_What is needed_
Give back all the entries below. Omit none of them.

* * * * *

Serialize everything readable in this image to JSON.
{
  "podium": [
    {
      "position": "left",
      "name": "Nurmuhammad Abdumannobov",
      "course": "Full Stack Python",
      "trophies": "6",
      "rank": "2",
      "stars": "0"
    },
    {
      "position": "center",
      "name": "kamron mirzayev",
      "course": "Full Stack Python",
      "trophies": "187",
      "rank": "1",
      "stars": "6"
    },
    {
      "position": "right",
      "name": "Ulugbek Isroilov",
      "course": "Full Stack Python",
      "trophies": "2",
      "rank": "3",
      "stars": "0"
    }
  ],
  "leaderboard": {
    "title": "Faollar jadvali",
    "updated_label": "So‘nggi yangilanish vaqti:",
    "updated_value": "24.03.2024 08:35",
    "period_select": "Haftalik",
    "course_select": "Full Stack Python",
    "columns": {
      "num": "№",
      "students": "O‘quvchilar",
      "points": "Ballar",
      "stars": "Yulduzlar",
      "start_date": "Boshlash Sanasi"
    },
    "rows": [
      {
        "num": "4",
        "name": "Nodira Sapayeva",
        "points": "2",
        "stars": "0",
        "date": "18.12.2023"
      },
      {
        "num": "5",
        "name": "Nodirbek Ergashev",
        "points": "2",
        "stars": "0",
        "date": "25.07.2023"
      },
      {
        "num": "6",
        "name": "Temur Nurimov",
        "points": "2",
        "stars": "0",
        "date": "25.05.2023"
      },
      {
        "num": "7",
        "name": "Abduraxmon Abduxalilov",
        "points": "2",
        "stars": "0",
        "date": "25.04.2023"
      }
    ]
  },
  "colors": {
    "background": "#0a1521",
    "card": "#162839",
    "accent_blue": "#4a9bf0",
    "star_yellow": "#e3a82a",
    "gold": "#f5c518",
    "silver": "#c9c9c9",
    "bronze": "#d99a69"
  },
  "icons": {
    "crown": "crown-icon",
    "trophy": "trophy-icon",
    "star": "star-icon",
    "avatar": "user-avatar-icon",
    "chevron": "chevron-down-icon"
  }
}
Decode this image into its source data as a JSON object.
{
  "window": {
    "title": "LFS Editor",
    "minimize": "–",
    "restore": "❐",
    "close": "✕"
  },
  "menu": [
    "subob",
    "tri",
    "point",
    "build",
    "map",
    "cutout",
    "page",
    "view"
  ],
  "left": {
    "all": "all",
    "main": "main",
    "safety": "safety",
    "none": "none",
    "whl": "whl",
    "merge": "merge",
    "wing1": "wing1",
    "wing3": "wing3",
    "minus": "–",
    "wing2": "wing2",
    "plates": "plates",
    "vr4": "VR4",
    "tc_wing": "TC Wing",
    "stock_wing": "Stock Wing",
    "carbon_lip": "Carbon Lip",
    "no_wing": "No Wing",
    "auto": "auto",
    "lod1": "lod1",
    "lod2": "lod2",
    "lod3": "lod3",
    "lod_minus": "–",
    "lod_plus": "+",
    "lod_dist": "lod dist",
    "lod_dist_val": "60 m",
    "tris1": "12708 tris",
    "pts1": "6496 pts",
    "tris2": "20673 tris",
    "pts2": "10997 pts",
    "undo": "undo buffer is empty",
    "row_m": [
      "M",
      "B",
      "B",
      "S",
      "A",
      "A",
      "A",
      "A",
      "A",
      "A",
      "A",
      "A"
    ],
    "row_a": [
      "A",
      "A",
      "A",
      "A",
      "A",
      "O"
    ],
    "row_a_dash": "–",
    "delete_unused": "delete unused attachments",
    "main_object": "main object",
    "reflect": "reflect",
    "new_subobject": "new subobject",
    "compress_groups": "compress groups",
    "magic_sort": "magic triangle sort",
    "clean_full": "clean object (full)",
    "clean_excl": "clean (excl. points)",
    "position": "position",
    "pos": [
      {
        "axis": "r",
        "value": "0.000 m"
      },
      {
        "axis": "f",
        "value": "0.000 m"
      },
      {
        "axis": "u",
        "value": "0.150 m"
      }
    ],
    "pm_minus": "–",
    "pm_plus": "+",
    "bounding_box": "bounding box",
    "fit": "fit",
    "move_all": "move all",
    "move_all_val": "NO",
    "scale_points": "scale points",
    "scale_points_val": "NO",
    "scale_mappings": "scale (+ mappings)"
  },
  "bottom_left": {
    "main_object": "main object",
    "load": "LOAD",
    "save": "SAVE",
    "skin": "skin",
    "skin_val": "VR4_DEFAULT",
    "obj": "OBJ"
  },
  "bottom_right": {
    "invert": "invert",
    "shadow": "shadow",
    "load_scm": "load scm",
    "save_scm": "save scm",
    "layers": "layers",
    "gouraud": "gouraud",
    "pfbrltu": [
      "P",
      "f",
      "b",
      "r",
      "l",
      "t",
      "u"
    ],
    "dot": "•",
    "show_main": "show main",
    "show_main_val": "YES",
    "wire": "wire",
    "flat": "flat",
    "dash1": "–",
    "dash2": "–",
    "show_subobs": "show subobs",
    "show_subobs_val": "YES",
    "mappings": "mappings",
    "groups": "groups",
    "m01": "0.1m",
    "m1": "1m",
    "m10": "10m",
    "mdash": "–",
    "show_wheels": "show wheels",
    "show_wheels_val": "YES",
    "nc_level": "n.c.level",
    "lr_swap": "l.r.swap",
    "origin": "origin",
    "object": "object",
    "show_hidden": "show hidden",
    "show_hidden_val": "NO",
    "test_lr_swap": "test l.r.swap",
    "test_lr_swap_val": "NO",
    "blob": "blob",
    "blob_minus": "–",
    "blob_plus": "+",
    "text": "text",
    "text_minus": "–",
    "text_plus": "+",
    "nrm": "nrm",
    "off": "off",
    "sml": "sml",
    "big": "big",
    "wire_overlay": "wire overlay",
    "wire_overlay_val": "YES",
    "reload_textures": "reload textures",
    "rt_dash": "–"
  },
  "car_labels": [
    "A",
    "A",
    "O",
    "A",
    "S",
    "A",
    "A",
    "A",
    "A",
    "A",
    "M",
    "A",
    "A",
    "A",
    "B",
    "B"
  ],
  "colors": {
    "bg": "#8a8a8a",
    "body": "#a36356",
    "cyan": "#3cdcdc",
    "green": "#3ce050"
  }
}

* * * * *

_Solution_
Serialize everything readable in this image to JSON.
{
  "podium": [
    {
      "position": "left",
      "name": "Nurmuhammad Abdumannobov",
      "course": "Full Stack Python",
      "trophies": "6",
      "rank": "2",
      "stars": "0"
    },
    {
      "position": "center",
      "name": "kamron mirzayev",
      "course": "Full Stack Python",
      "trophies": "187",
      "rank": "1",
      "stars": "6"
    },
    {
      "position": "right",
      "name": "Ulugbek Isroilov",
      "course": "Full Stack Python",
      "trophies": "2",
      "rank": "3",
      "stars": "0"
    }
  ],
  "leaderboard": {
    "title": "Faollar jadvali",
    "updated_label": "So‘nggi yangilanish vaqti:",
    "updated_value": "24.03.2024 08:35",
    "period_select": "Haftalik",
    "course_select": "Full Stack Python",
    "columns": {
      "num": "№",
      "students": "O‘quvchilar",
      "points": "Ballar",
      "stars": "Yulduzlar",
      "start_date": "Boshlash Sanasi"
    },
    "rows": [
      {
        "num": "4",
        "name": "Nodira Sapayeva",
        "points": "2",
        "stars": "0",
        "date": "18.12.2023"
      },
      {
        "num": "5",
        "name": "Nodirbek Ergashev",
        "points": "2",
        "stars": "0",
        "date": "25.07.2023"
      },
      {
        "num": "6",
        "name": "Temur Nurimov",
        "points": "2",
        "stars": "0",
        "date": "25.05.2023"
      },
      {
        "num": "7",
        "name": "Abduraxmon Abduxalilov",
        "points": "2",
        "stars": "0",
        "date": "25.04.2023"
      }
    ]
  },
  "colors": {
    "background": "#0a1521",
    "card": "#162839",
    "accent_blue": "#4a9bf0",
    "star_yellow": "#e3a82a",
    "gold": "#f5c518",
    "silver": "#c9c9c9",
    "bronze": "#d99a69"
  },
  "icons": {
    "crown": "crown-icon",
    "trophy": "trophy-icon",
    "star": "star-icon",
    "avatar": "user-avatar-icon",
    "chevron": "chevron-down-icon"
  }
}
Decode this image into its source data as a JSON object.
{
  "window": {
    "title": "LFS Editor",
    "minimize": "–",
    "restore": "❐",
    "close": "✕"
  },
  "menu": [
    "subob",
    "tri",
    "point",
    "build",
    "map",
    "cutout",
    "page",
    "view"
  ],
  "left": {
    "all": "all",
    "main": "main",
    "safety": "safety",
    "none": "none",
    "whl": "whl",
    "merge": "merge",
    "wing1": "wing1",
    "wing3": "wing3",
    "minus": "–",
    "wing2": "wing2",
    "plates": "plates",
    "vr4": "VR4",
    "tc_wing": "TC Wing",
    "stock_wing": "Stock Wing",
    "carbon_lip": "Carbon Lip",
    "no_wing": "No Wing",
    "auto": "auto",
    "lod1": "lod1",
    "lod2": "lod2",
    "lod3": "lod3",
    "lod_minus": "–",
    "lod_plus": "+",
    "lod_dist": "lod dist",
    "lod_dist_val": "60 m",
    "tris1": "12708 tris",
    "pts1": "6496 pts",
    "tris2": "20673 tris",
    "pts2": "10997 pts",
    "undo": "undo buffer is empty",
    "row_m": [
      "M",
      "B",
      "B",
      "S",
      "A",
      "A",
      "A",
      "A",
      "A",
      "A",
      "A",
      "A"
    ],
    "row_a": [
      "A",
      "A",
      "A",
      "A",
      "A",
      "O"
    ],
    "row_a_dash": "–",
    "delete_unused": "delete unused attachments",
    "main_object": "main object",
    "reflect": "reflect",
    "new_subobject": "new subobject",
    "compress_groups": "compress groups",
    "magic_sort": "magic triangle sort",
    "clean_full": "clean object (full)",
    "clean_excl": "clean (excl. points)",
    "position": "position",
    "pos": [
      {
        "axis": "r",
        "value": "0.000 m"
      },
      {
        "axis": "f",
        "value": "0.000 m"
      },
      {
        "axis": "u",
        "value": "0.150 m"
      }
    ],
    "pm_minus": "–",
    "pm_plus": "+",
    "bounding_box": "bounding box",
    "fit": "fit",
    "move_all": "move all",
    "move_all_val": "NO",
    "scale_points": "scale points",
    "scale_points_val": "NO",
    "scale_mappings": "scale (+ mappings)"
  },
  "bottom_left": {
    "main_object": "main object",
    "load": "LOAD",
    "save": "SAVE",
    "skin": "skin",
    "skin_val": "VR4_DEFAULT",
    "obj": "OBJ"
  },
  "bottom_right": {
    "invert": "invert",
    "shadow": "shadow",
    "load_scm": "load scm",
    "save_scm": "save scm",
    "layers": "layers",
    "gouraud": "gouraud",
    "pfbrltu": [
      "P",
      "f",
      "b",
      "r",
      "l",
      "t",
      "u"
    ],
    "dot": "•",
    "show_main": "show main",
    "show_main_val": "YES",
    "wire": "wire",
    "flat": "flat",
    "dash1": "–",
    "dash2": "–",
    "show_subobs": "show subobs",
    "show_subobs_val": "YES",
    "mappings": "mappings",
    "groups": "groups",
    "m01": "0.1m",
    "m1": "1m",
    "m10": "10m",
    "mdash": "–",
    "show_wheels": "show wheels",
    "show_wheels_val": "YES",
    "nc_level": "n.c.level",
    "lr_swap": "l.r.swap",
    "origin": "origin",
    "object": "object",
    "show_hidden": "show hidden",
    "show_hidden_val": "NO",
    "test_lr_swap": "test l.r.swap",
    "test_lr_swap_val": "NO",
    "blob": "blob",
    "blob_minus": "–",
    "blob_plus": "+",
    "text": "text",
    "text_minus": "–",
    "text_plus": "+",
    "nrm": "nrm",
    "off": "off",
    "sml": "sml",
    "big": "big",
    "wire_overlay": "wire overlay",
    "wire_overlay_val": "YES",
    "reload_textures": "reload textures",
    "rt_dash": "–"
  },
  "car_labels": [
    "A",
    "A",
    "O",
    "A",
    "S",
    "A",
    "A",
    "A",
    "A",
    "A",
    "M",
    "A",
    "A",
    "A",
    "B",
    "B"
  ],
  "colors": {
    "bg": "#8a8a8a",
    "body": "#a36356",
    "cyan": "#3cdcdc",
    "green": "#3ce050"
  }
}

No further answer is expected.